EXERCISE PROMPT: Only the pictures are to be dropped, and the rest of the data should be copied exactly.

RECORD EXCERPTS:
"""

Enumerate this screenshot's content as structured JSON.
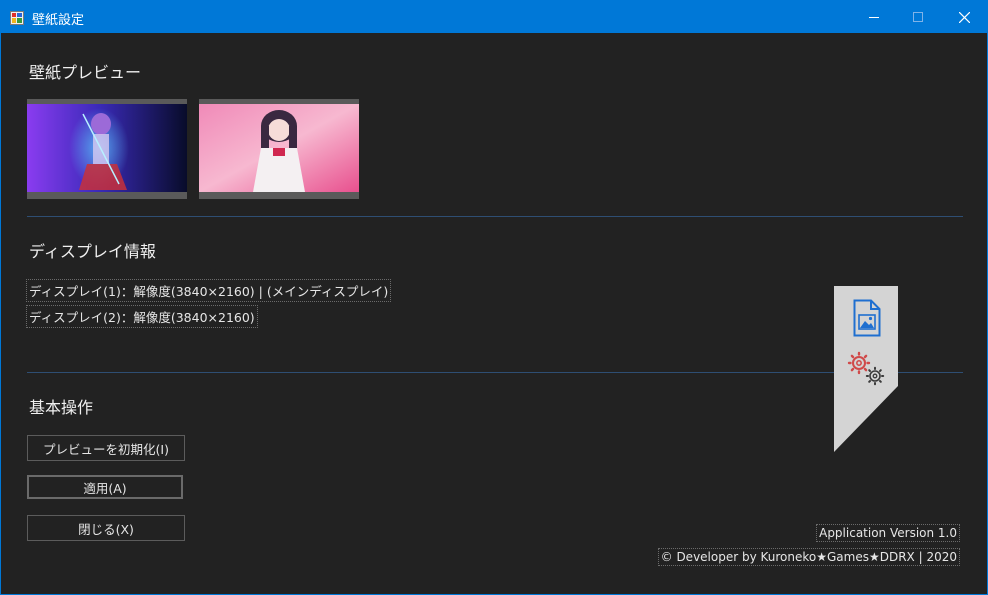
{
  "window": {
    "title": "壁紙設定",
    "icons": {
      "app": "wallpaper-app-icon",
      "minimize": "minimize-icon",
      "maximize": "maximize-icon",
      "close": "close-icon"
    }
  },
  "preview": {
    "title": "壁紙プレビュー",
    "thumbnails": [
      {
        "name": "display-1-wallpaper-thumbnail"
      },
      {
        "name": "display-2-wallpaper-thumbnail"
      }
    ]
  },
  "display_info": {
    "title": "ディスプレイ情報",
    "lines": [
      "ディスプレイ(1)：解像度(3840×2160) | (メインディスプレイ)",
      "ディスプレイ(2)：解像度(3840×2160)"
    ]
  },
  "operations": {
    "title": "基本操作",
    "buttons": {
      "reset_preview": "プレビューを初期化(I)",
      "apply": "適用(A)",
      "close": "閉じる(X)"
    }
  },
  "side_panel": {
    "icons": [
      "image-file-icon",
      "settings-gears-icon"
    ]
  },
  "footer": {
    "version": "Application Version 1.0",
    "copyright": "© Developer by Kuroneko★Games★DDRX | 2020"
  },
  "colors": {
    "titlebar": "#0078d7",
    "background": "#222222",
    "separator": "#2e4e73",
    "panel": "#d4d4d4"
  }
}
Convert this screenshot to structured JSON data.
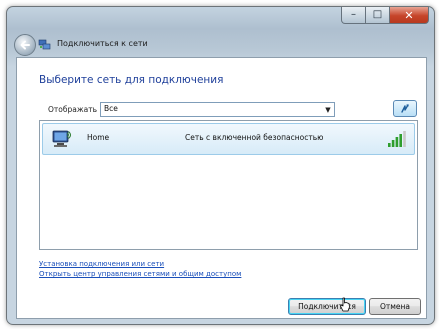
{
  "window": {
    "title": "Подключиться к сети",
    "controls": {
      "minimize": "–",
      "maximize": "□",
      "close": "✕"
    }
  },
  "main": {
    "heading": "Выберите сеть для подключения",
    "filter": {
      "label": "Отображать",
      "selected": "Все"
    },
    "networks": [
      {
        "name": "Home",
        "security": "Сеть с включенной безопасностью",
        "signal_bars_lit": 4,
        "signal_bars_total": 5
      }
    ]
  },
  "links": [
    {
      "label": "Установка подключения или сети"
    },
    {
      "label": "Открыть центр управления сетями и общим доступом"
    }
  ],
  "buttons": {
    "connect": "Подключиться",
    "cancel": "Отмена"
  },
  "icons": {
    "back": "back-arrow-icon",
    "title": "network-icon",
    "refresh": "refresh-icon",
    "network": "wireless-computer-icon",
    "signal": "signal-strength-icon"
  },
  "colors": {
    "heading": "#1e3f9a",
    "link": "#1a4fba",
    "signal": "#2e9e2e",
    "selection": "#d7ebf8"
  }
}
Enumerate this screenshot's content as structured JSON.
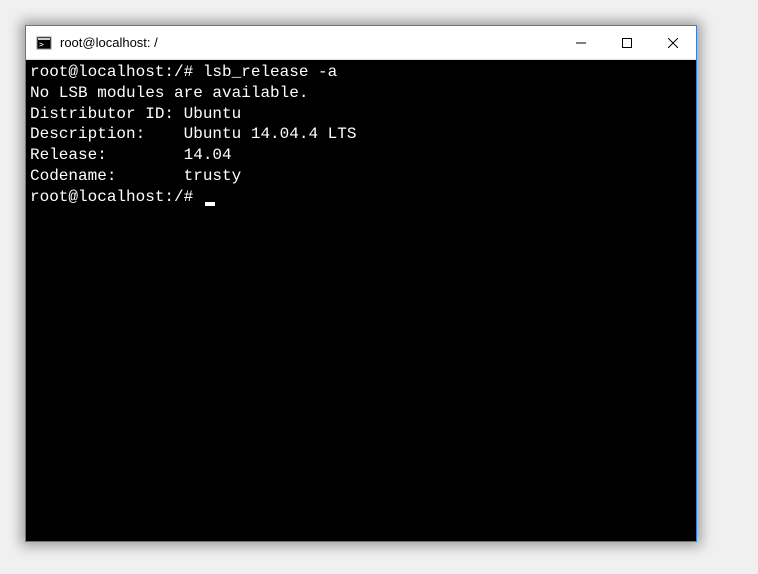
{
  "window": {
    "title": "root@localhost: /"
  },
  "terminal": {
    "lines": [
      "root@localhost:/# lsb_release -a",
      "No LSB modules are available.",
      "Distributor ID: Ubuntu",
      "Description:    Ubuntu 14.04.4 LTS",
      "Release:        14.04",
      "Codename:       trusty"
    ],
    "prompt": "root@localhost:/# "
  }
}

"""

TASK OUTPUT:
Enumerate this screenshot's content as structured JSON.
{
  "window": {
    "title": "壁紙設定",
    "icons": {
      "app": "wallpaper-app-icon",
      "minimize": "minimize-icon",
      "maximize": "maximize-icon",
      "close": "close-icon"
    }
  },
  "preview": {
    "title": "壁紙プレビュー",
    "thumbnails": [
      {
        "name": "display-1-wallpaper-thumbnail"
      },
      {
        "name": "display-2-wallpaper-thumbnail"
      }
    ]
  },
  "display_info": {
    "title": "ディスプレイ情報",
    "lines": [
      "ディスプレイ(1)：解像度(3840×2160) | (メインディスプレイ)",
      "ディスプレイ(2)：解像度(3840×2160)"
    ]
  },
  "operations": {
    "title": "基本操作",
    "buttons": {
      "reset_preview": "プレビューを初期化(I)",
      "apply": "適用(A)",
      "close": "閉じる(X)"
    }
  },
  "side_panel": {
    "icons": [
      "image-file-icon",
      "settings-gears-icon"
    ]
  },
  "footer": {
    "version": "Application Version 1.0",
    "copyright": "© Developer by Kuroneko★Games★DDRX | 2020"
  },
  "colors": {
    "titlebar": "#0078d7",
    "background": "#222222",
    "separator": "#2e4e73",
    "panel": "#d4d4d4"
  }
}
Convert this screenshot to structured JSON data.
{
  "window": {
    "title": "Подключиться к сети",
    "controls": {
      "minimize": "–",
      "maximize": "□",
      "close": "✕"
    }
  },
  "main": {
    "heading": "Выберите сеть для подключения",
    "filter": {
      "label": "Отображать",
      "selected": "Все"
    },
    "networks": [
      {
        "name": "Home",
        "security": "Сеть с включенной безопасностью",
        "signal_bars_lit": 4,
        "signal_bars_total": 5
      }
    ]
  },
  "links": [
    {
      "label": "Установка подключения или сети"
    },
    {
      "label": "Открыть центр управления сетями и общим доступом"
    }
  ],
  "buttons": {
    "connect": "Подключиться",
    "cancel": "Отмена"
  },
  "icons": {
    "back": "back-arrow-icon",
    "title": "network-icon",
    "refresh": "refresh-icon",
    "network": "wireless-computer-icon",
    "signal": "signal-strength-icon"
  },
  "colors": {
    "heading": "#1e3f9a",
    "link": "#1a4fba",
    "signal": "#2e9e2e",
    "selection": "#d7ebf8"
  }
}
Enumerate this screenshot's content as structured JSON.
{
  "window": {
    "title": "root@localhost: /"
  },
  "terminal": {
    "lines": [
      "root@localhost:/# lsb_release -a",
      "No LSB modules are available.",
      "Distributor ID: Ubuntu",
      "Description:    Ubuntu 14.04.4 LTS",
      "Release:        14.04",
      "Codename:       trusty"
    ],
    "prompt": "root@localhost:/# "
  }
}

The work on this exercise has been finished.